Yesterday, October 6, 2021, Cheryl A. Leanza, policy advisor to the United Church of Christ’s media justice ministry, OC Inc., testified before the U.S. House Subcommittee on Communications and Technology, Energy & Commerce Committee at a hearing titled, “Strengthening Our Communications Networks to Meet the Needs of Consumers.”
Leanza’s oral testimony focused on expressing support for pending legislation sponsored by Congressman Bobby Rush (D-Il), H.R. 2489, the Martha Wright Prison Phone Justice Act. The legislation will immediately set interim rates for calls to incarcerated people of 4 and 5 cents per minute, firmly establish the Federal Communications Commission’s jurisdiction over all calls to carceral facilities, and require the FCC to conduct regular proceedings to ensure rates keep pace with market conditions. At this time, because of a court decision in 2017, the Federal Communications Commission cannot regulate local calls that occur inside a state, and FCC analysis showed that in some states those calls cost as much as $24.80 for a 15-minute call.
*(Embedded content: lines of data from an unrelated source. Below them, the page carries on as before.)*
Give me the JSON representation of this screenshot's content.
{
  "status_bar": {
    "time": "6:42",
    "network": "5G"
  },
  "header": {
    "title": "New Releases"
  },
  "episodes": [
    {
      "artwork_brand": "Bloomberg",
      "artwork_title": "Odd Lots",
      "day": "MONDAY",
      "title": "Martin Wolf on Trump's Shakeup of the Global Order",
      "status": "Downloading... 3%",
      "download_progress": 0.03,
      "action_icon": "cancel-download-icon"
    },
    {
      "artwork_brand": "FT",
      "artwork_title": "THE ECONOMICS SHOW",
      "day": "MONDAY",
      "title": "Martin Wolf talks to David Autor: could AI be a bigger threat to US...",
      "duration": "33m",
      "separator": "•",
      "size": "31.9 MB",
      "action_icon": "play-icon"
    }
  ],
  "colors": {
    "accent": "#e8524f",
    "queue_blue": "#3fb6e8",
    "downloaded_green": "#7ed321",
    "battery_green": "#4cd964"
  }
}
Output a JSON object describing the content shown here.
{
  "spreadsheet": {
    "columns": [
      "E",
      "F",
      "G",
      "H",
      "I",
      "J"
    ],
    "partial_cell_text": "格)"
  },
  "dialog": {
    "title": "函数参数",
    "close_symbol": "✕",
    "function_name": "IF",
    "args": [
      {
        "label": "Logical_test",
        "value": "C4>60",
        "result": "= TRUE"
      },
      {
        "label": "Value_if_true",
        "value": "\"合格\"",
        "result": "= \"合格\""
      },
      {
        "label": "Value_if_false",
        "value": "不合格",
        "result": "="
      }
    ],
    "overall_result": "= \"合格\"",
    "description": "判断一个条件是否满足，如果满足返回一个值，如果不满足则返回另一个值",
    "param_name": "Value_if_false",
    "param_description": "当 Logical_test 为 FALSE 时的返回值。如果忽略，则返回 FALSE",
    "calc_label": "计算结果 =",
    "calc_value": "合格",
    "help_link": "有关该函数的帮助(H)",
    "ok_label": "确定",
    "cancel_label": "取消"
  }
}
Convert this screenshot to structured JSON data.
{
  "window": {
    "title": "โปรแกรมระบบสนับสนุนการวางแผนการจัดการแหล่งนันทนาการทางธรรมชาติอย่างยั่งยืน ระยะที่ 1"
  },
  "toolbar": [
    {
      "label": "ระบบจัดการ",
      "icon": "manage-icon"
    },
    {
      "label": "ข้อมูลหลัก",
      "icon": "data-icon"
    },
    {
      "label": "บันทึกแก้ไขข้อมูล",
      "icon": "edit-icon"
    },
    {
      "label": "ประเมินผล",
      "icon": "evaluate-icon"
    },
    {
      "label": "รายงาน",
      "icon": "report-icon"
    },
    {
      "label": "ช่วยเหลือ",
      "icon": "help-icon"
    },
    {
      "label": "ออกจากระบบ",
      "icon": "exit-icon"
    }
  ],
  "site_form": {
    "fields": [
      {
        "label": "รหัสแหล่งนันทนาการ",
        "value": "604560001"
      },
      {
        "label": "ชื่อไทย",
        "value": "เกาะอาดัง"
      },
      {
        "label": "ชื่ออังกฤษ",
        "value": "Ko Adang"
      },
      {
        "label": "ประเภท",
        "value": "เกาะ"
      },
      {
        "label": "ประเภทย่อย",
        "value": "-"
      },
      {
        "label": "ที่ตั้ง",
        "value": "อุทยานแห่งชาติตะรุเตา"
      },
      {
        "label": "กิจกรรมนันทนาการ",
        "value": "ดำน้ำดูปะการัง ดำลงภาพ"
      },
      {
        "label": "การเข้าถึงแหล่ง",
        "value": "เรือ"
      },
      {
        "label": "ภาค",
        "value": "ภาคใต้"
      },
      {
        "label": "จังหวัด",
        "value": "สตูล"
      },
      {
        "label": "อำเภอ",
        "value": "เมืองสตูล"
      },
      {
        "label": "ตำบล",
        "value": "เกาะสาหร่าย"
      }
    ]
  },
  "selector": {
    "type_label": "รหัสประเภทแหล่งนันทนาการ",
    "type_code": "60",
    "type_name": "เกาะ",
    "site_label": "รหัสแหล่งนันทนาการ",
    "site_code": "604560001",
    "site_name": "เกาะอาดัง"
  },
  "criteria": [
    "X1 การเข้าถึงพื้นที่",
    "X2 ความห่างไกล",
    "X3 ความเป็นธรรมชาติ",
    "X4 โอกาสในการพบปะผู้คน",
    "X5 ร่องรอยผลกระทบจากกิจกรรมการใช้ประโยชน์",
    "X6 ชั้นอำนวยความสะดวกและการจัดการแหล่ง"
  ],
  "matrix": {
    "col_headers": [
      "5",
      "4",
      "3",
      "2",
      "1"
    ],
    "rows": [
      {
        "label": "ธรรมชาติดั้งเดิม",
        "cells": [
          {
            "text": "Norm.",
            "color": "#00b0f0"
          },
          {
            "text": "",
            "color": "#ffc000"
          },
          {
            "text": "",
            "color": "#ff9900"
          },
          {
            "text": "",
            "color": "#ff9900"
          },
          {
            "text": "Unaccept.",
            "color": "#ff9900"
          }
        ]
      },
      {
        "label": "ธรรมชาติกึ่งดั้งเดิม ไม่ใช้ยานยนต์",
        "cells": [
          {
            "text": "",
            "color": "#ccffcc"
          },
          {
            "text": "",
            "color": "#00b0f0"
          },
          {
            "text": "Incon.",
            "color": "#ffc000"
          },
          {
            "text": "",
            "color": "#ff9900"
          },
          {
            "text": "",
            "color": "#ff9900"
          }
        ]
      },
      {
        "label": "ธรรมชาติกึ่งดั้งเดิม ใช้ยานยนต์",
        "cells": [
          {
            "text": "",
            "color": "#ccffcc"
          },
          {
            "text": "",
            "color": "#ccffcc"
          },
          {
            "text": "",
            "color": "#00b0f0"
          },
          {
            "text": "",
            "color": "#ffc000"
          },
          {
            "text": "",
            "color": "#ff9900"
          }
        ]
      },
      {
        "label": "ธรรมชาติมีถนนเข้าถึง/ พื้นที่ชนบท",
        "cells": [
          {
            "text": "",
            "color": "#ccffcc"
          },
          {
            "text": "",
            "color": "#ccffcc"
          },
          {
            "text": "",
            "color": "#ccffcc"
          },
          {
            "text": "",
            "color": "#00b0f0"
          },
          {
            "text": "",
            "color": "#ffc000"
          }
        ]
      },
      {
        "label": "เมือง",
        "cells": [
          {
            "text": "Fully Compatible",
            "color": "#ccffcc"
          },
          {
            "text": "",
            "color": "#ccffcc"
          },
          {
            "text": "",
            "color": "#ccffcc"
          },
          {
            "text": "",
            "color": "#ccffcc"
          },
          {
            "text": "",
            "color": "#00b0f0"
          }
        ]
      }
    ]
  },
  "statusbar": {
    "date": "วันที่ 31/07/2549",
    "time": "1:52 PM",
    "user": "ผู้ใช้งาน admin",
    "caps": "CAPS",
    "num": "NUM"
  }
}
Leanza spoke of the impact high rates have on families, asking the Subcommittee “Could your marriage survive on a few 15-minute calls per week?” and noting that families are going into debt to pay for phone calls. She quoted Diane Lewis, mom of an incarcerated son:
I’ve seen the difference between my son, who has a lot of support, and others in prison who can’t make phone calls or never have family visits. There’s a big difference, and it’s why they struggle while inside and often go back after. It’s the anger and depression that comes with doing time by yourself, and the lack of practical support needed when you get out.
She invoked the biblical teaching of Matthew 25:36-40, urging Congress to pass H.R. 2489 in order to care for those society often considers “the least” among us.
Earlier this week UCC OC Inc. joined with New America’s Open Technology Institute, Free Press, the National Consumer Law Center, Public Knowledge and the Benton Institute to file comments at the Federal Communications Commission which is conducting a proceeding on whether to lower long distance/interstate rates and fees and on further steps needed to address the communications needs of people with disabilities who are incarcerated. In August, UCC OC Inc. collaborated with Public Knowledge to file a Petition for Reconsideration of the FCC’s previous order on carceral communications, urging the Commission to provide a more robust legal analysis and to ensure no loopholes permit states or localities to charge rates that exceed existing caps.